++++ Dataset
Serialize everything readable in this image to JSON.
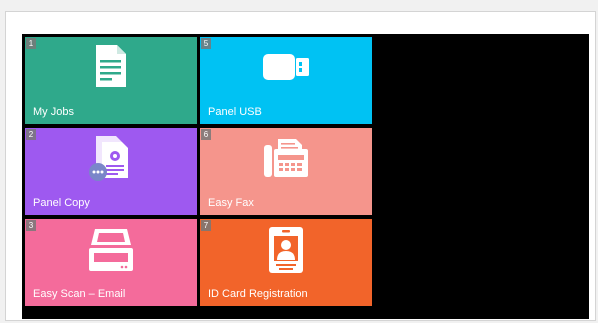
{
  "tiles": [
    {
      "number": "1",
      "label": "My Jobs",
      "color": "#2fa98b",
      "icon": "document-icon"
    },
    {
      "number": "2",
      "label": "Panel Copy",
      "color": "#9e59f0",
      "icon": "copy-icon"
    },
    {
      "number": "3",
      "label": "Easy Scan – Email",
      "color": "#f46b9b",
      "icon": "scanner-icon"
    },
    {
      "number": "5",
      "label": "Panel USB",
      "color": "#00c2f3",
      "icon": "usb-icon"
    },
    {
      "number": "6",
      "label": "Easy Fax",
      "color": "#f5958c",
      "icon": "fax-icon"
    },
    {
      "number": "7",
      "label": "ID Card Registration",
      "color": "#f2642a",
      "icon": "id-card-icon"
    }
  ]
}
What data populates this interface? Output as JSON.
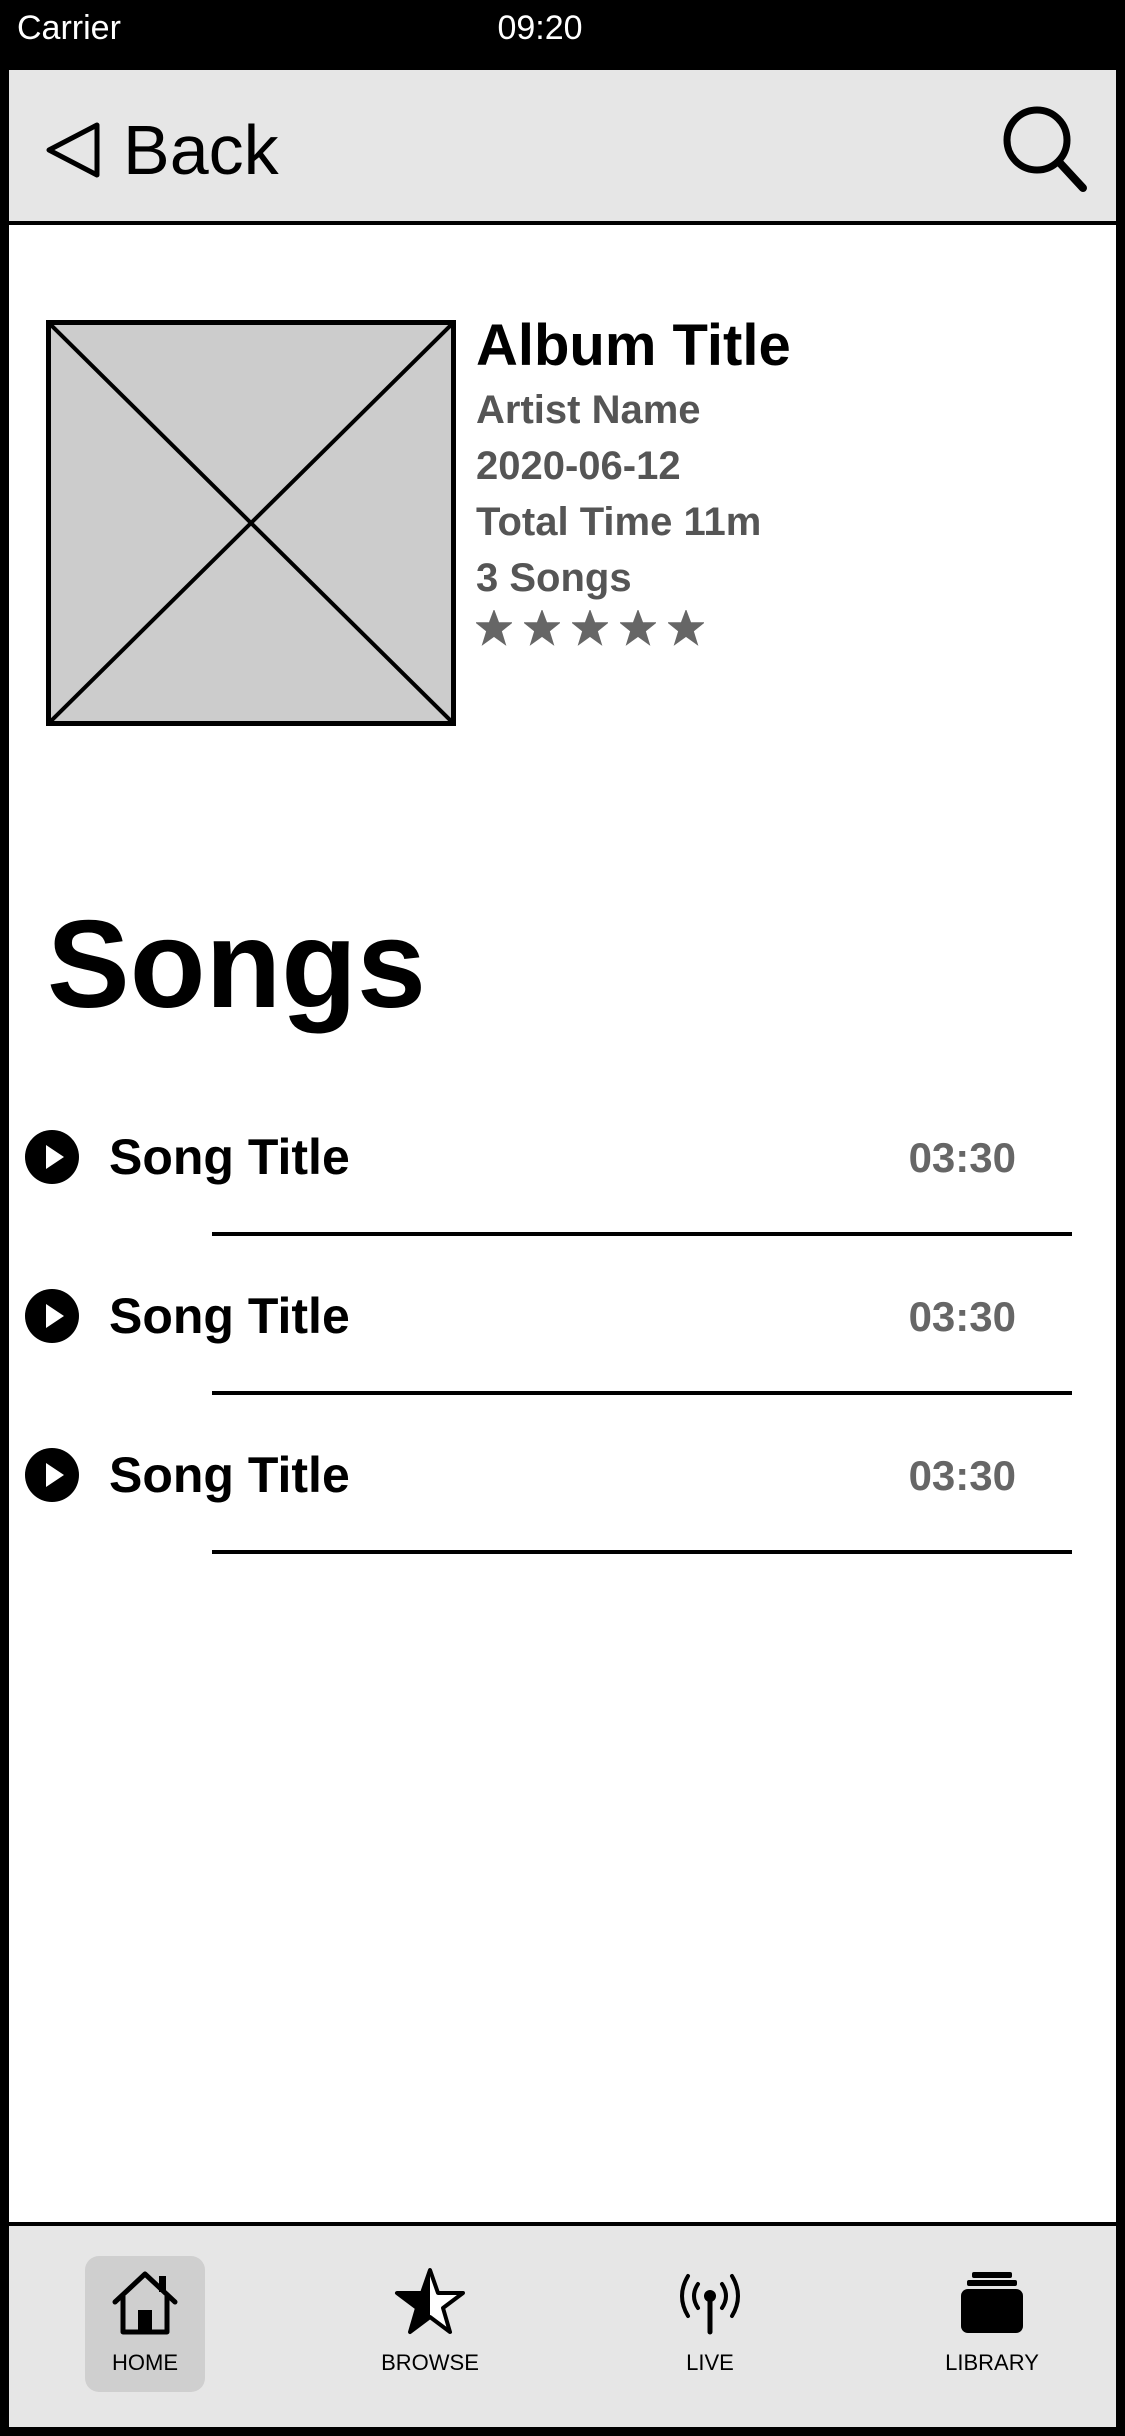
{
  "status_bar": {
    "carrier": "Carrier",
    "time": "09:20"
  },
  "nav": {
    "back_label": "Back",
    "search_icon": "search-icon",
    "back_icon": "back-triangle-icon"
  },
  "album": {
    "title": "Album Title",
    "artist": "Artist Name",
    "date": "2020-06-12",
    "total_time": "Total Time 11m",
    "song_count": "3 Songs",
    "rating": 5,
    "rating_max": 5
  },
  "songs_section": {
    "title": "Songs",
    "items": [
      {
        "title": "Song Title",
        "duration": "03:30"
      },
      {
        "title": "Song Title",
        "duration": "03:30"
      },
      {
        "title": "Song Title",
        "duration": "03:30"
      }
    ]
  },
  "tab_bar": {
    "tabs": [
      {
        "label": "HOME",
        "icon": "home-icon",
        "active": true
      },
      {
        "label": "BROWSE",
        "icon": "star-icon",
        "active": false
      },
      {
        "label": "LIVE",
        "icon": "broadcast-icon",
        "active": false
      },
      {
        "label": "LIBRARY",
        "icon": "library-icon",
        "active": false
      }
    ]
  },
  "colors": {
    "bar_background": "#e6e6e6",
    "placeholder_fill": "#cccccc",
    "muted_text": "#555555",
    "star_color": "#666666",
    "active_tab": "#cfcfcf"
  }
}
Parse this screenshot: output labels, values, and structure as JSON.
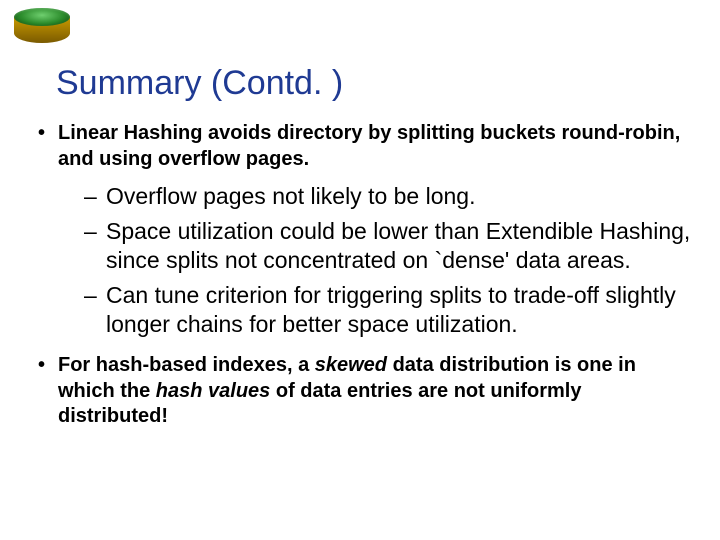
{
  "title": "Summary (Contd. )",
  "bullets": {
    "b1": "Linear Hashing avoids directory by splitting buckets round-robin, and using overflow pages.",
    "b1_sub1": "Overflow pages not likely to be long.",
    "b1_sub2": "Space utilization could be lower than Extendible Hashing, since splits not concentrated on `dense' data areas.",
    "b1_sub3": "Can tune criterion for triggering splits to trade-off slightly longer chains for better space utilization.",
    "b2_pre": "For hash-based indexes, a ",
    "b2_skewed": "skewed",
    "b2_mid": " data distribution is one in which the ",
    "b2_hash": "hash values",
    "b2_post": " of data entries are not uniformly distributed!"
  }
}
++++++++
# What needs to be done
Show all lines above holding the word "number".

# Solution below
      "number": "1",
      "number": "2",
      "number": "3",
      "number": "5",
      "number": "6",
      "number": "7",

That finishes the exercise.